The Gambian authorities continue democratic and justice reforms. Economic recovery is strengthening while inflation is progressively decelerating albeit remaining high. The 2023 fiscal outturns reflected good revenue performance, but capital spending pressures weighed on the fiscal balance. Following the adoption of a new foreign exchange policy, the wedge between the official and parallel market exchange rates has largely closed. Structural reforms are advancing. The economic outlook is subject to large downside risks, particularly owing to global geopolitical tensions.
Jean-Claude Nachega, Glen Kwende, Laurent Kemoe, and Fidel A Márquez Barroeta
This paper investigates the drivers of headline inflation and the degree of exchange rate passthrough (ERPT) in The Gambia over the period 2014-2023. The analysis highlights the decisive long-term roles of global prices of commodities (food, oil and fertilizer), the exchange rate, and the domestic output gap. The short-run dynamics of inflation points to the roles of global food price and the second-round effects of changes in food prices and the output gap. Monetary policy has the potential to tame inflation in the short run provided the monetary policy rate is adjusted rapidly and boldly. Lastly, there is evidence of an asymmetric ERPT to domestic prices, and the size of currency depreciation matters for inflation dynamics.

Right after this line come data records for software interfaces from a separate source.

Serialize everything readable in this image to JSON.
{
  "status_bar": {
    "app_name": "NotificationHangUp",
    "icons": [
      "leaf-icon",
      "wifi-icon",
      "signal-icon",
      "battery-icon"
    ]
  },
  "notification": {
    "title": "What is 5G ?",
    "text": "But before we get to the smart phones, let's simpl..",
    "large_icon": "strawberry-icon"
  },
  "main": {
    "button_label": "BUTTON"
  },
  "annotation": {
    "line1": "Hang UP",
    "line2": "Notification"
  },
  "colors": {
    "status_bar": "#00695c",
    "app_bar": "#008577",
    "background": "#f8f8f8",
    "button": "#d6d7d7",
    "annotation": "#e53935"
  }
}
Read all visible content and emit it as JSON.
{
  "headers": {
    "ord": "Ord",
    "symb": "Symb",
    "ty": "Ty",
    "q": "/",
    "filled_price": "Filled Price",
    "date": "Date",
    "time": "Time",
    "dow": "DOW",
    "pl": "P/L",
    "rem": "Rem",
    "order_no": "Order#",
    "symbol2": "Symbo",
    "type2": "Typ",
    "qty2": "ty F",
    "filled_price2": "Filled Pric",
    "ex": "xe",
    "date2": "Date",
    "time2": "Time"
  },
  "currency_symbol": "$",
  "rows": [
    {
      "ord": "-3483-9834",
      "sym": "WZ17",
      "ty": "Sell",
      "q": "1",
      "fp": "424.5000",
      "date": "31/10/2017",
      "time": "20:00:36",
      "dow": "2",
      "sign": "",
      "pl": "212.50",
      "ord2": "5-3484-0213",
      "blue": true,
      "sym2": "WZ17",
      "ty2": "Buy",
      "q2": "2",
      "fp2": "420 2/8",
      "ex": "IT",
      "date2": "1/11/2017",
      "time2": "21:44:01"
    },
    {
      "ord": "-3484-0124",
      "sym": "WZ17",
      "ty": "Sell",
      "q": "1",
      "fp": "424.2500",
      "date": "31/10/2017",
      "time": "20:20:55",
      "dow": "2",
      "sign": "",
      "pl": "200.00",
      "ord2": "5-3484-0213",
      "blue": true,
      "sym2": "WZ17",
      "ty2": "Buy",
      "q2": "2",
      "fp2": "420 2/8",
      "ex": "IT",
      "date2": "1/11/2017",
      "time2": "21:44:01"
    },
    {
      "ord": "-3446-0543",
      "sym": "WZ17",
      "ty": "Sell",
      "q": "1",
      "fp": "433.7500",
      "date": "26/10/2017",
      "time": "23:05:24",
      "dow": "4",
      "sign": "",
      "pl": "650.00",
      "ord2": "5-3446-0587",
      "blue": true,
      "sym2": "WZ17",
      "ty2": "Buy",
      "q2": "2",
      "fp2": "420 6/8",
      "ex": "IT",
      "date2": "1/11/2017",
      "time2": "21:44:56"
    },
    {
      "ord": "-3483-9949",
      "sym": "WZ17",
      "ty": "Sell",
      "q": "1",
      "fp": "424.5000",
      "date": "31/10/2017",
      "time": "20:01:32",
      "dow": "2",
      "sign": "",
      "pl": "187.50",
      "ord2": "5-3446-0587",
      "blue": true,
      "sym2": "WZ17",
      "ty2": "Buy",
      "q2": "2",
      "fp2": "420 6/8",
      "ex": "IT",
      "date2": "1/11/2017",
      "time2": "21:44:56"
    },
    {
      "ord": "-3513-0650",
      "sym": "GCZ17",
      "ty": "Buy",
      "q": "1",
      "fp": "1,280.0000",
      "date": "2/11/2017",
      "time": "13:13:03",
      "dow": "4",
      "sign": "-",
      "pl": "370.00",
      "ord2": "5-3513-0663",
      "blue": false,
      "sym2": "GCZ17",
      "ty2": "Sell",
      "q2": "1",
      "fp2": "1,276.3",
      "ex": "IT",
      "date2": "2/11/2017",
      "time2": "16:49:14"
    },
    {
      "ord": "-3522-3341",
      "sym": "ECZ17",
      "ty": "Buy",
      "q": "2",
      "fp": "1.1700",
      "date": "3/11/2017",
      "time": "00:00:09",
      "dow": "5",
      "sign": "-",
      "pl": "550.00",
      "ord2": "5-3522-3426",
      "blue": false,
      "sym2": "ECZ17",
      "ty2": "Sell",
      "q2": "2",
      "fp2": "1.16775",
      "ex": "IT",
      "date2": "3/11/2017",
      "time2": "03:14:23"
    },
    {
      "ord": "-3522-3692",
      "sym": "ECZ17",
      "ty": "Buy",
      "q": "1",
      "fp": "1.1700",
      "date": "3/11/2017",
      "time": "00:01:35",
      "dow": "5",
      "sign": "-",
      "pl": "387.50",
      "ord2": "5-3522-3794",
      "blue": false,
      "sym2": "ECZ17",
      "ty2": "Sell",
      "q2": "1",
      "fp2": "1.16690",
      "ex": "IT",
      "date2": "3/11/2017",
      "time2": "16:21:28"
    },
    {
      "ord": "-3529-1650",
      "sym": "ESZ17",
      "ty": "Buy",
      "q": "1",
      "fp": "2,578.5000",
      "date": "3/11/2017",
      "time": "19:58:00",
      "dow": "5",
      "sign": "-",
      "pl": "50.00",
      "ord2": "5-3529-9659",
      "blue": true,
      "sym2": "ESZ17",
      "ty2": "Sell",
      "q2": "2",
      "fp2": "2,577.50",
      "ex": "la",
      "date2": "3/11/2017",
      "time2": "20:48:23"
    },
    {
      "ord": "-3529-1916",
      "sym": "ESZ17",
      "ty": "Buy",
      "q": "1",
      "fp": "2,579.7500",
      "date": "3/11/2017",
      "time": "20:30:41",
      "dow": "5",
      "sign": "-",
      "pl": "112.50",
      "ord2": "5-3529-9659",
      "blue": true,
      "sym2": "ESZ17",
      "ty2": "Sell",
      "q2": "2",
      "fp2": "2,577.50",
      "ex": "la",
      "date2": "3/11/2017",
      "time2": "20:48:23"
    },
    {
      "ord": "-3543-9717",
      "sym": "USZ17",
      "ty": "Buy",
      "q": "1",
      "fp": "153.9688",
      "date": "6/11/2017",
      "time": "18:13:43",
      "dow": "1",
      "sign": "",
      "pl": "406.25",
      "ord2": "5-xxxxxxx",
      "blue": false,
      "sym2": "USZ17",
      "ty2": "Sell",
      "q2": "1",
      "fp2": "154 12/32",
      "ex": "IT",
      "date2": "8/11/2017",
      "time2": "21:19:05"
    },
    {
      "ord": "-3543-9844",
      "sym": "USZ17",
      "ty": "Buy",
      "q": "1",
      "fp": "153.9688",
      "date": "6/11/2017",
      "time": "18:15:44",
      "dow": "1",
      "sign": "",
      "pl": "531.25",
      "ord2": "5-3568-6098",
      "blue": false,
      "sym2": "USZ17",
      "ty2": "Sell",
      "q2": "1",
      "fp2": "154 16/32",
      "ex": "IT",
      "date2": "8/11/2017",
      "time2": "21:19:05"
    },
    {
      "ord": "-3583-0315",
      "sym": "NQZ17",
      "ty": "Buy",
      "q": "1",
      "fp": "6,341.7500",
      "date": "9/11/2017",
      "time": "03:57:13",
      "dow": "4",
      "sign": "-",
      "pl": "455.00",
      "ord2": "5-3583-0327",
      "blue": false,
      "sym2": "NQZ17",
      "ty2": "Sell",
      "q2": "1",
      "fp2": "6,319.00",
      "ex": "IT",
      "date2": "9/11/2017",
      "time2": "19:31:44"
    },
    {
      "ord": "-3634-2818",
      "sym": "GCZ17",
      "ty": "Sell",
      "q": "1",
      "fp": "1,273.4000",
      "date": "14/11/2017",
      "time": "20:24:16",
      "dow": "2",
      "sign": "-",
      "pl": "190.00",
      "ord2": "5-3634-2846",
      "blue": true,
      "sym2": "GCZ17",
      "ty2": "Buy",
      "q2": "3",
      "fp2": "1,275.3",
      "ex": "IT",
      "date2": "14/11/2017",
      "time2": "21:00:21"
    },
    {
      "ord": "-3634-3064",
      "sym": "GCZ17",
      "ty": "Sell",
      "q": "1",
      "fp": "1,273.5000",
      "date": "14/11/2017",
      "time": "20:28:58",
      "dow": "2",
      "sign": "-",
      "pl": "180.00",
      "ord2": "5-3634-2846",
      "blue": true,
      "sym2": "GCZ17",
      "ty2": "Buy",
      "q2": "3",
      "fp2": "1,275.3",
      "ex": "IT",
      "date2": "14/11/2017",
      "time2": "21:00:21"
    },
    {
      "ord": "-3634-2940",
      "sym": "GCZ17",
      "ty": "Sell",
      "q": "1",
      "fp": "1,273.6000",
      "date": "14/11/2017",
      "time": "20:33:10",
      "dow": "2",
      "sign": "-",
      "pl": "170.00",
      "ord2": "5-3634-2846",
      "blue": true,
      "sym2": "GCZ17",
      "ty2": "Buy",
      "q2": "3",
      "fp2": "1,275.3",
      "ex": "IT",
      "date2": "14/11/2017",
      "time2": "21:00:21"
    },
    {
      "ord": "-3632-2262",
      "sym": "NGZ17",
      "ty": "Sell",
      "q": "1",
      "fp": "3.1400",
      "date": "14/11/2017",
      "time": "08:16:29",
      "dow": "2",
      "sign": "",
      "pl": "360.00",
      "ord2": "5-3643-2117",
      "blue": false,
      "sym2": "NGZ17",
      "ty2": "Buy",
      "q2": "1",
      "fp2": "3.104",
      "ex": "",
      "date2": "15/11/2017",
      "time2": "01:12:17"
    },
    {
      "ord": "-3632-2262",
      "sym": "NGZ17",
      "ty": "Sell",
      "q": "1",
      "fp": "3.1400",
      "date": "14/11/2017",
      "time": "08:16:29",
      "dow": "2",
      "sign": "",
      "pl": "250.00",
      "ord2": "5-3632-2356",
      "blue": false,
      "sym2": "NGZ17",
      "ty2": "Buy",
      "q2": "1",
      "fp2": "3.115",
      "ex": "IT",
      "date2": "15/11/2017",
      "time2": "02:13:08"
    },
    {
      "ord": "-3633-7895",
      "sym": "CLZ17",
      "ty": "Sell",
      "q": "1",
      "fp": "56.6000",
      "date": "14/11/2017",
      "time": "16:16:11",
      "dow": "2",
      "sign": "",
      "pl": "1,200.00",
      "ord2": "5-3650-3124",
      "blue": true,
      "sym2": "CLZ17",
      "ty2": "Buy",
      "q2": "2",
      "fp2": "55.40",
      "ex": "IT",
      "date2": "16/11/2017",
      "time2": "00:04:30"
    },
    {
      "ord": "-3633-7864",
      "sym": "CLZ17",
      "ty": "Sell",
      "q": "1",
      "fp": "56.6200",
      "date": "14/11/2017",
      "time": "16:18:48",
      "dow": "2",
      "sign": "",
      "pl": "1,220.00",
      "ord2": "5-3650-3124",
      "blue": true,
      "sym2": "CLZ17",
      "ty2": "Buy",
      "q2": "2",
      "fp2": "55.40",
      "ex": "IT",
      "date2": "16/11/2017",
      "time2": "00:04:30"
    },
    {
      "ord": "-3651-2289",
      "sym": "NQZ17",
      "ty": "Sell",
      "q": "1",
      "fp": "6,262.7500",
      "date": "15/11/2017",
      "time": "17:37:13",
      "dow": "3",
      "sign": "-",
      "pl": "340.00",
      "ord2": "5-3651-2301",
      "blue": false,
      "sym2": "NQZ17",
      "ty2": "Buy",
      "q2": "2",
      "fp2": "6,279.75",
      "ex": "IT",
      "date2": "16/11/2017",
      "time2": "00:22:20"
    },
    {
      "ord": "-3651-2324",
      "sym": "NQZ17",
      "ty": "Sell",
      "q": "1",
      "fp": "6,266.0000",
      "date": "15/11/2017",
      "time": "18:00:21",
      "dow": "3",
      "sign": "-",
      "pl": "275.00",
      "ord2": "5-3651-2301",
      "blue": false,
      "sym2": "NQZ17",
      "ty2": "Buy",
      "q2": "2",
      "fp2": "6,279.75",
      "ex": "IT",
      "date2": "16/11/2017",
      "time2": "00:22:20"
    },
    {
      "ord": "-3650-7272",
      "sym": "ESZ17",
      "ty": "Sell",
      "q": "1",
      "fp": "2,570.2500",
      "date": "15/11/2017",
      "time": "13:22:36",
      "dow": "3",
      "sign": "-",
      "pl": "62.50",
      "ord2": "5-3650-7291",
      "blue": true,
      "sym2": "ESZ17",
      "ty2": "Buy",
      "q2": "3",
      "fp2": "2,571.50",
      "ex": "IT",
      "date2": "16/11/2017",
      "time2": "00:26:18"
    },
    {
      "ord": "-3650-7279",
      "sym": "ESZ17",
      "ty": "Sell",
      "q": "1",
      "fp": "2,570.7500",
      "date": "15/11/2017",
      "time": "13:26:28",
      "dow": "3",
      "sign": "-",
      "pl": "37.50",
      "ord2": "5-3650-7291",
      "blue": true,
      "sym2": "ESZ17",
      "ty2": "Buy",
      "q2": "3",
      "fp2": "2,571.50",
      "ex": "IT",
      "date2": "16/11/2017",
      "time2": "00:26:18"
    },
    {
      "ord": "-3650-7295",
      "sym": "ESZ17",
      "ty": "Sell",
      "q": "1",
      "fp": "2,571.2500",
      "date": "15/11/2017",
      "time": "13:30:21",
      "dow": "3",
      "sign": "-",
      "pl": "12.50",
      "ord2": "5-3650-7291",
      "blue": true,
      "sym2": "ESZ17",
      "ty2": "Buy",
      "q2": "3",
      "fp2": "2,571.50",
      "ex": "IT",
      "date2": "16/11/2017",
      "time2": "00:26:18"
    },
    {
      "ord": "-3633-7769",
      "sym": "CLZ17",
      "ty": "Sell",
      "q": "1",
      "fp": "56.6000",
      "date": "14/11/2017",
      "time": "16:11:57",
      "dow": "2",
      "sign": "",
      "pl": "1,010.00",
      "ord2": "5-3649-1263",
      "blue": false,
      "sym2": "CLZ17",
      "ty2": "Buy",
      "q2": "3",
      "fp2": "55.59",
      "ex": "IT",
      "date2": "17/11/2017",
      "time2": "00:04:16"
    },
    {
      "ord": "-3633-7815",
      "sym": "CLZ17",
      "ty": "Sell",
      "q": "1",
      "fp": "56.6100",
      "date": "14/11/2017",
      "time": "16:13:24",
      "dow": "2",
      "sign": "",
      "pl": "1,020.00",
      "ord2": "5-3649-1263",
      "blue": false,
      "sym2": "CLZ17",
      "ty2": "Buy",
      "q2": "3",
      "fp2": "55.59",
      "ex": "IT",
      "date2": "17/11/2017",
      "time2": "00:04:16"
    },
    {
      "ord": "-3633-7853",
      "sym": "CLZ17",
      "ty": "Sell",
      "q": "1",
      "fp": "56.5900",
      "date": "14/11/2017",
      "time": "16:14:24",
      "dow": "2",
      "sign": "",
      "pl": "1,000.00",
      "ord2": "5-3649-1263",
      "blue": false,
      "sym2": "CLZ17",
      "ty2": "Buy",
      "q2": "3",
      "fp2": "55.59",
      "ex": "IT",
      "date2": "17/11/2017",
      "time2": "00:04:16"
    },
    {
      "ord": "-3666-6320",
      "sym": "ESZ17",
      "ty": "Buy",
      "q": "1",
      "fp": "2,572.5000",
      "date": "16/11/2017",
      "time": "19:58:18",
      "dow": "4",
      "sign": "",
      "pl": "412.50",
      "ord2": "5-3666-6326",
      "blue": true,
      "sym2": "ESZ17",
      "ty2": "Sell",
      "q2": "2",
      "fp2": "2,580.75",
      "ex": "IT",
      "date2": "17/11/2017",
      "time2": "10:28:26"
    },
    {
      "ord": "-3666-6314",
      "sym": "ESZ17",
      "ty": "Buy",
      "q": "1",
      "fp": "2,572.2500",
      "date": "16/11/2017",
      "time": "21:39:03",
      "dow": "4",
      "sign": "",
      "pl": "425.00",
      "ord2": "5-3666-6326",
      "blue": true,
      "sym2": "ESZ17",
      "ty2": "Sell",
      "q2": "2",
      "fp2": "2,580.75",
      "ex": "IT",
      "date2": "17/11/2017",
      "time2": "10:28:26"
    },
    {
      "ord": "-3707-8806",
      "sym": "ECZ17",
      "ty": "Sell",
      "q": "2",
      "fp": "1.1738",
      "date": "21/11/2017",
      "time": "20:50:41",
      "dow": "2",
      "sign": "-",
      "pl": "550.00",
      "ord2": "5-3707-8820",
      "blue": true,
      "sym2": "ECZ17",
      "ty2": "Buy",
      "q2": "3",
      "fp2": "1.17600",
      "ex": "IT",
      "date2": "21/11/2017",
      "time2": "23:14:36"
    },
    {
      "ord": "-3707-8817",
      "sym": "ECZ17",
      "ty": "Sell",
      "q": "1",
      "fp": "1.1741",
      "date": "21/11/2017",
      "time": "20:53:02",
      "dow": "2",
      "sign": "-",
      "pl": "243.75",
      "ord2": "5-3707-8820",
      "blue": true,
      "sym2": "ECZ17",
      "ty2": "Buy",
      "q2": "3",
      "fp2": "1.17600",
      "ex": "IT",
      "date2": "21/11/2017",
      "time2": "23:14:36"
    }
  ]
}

Xuehui Han and Koralai Kirabaeva
This paper analyzes The Gambia's vulnerability to climate change, highlighting risks like flooding, droughts, and coastal erosion, which threaten food security and key industries. It details The Gambia's climate strategies, including the National Climate Change Policy, 2050 Climate Vision, and Long-Term Climate-Neutral Development Strategy, targeting net-zero emissions by 2050. Despite its minimal global emissions contribution, The Gambia's focus on renewable energy expansion offers dual benefits for energy security and development. The paper underscores the need for improved land management, crop diversification, and irrigation to boost adaptive capacity and resilience, ensuring food security amidst climate challenges.
Mamadou D Barry, Momodou Jallow, Glen Kwende, and Vivian Malta
We present the current status of labor market gender gaps in The Gambia and examine the macroeconomic and distributional gains from closing the gaps. We also study the impacts of high costs of living and the determinants of poverty. Closing labor market gender gaps, would significantly boost GDP, government revenues, women’s earnings, and reduce income inequality. High food costs adversely affect the levels of consumption in the bottom four quartiles of the income distribution. Lack of access to finance, living in rural areas, lack of employment, low levels of education, and exposure to climate shocks contribute to higher poverty levels.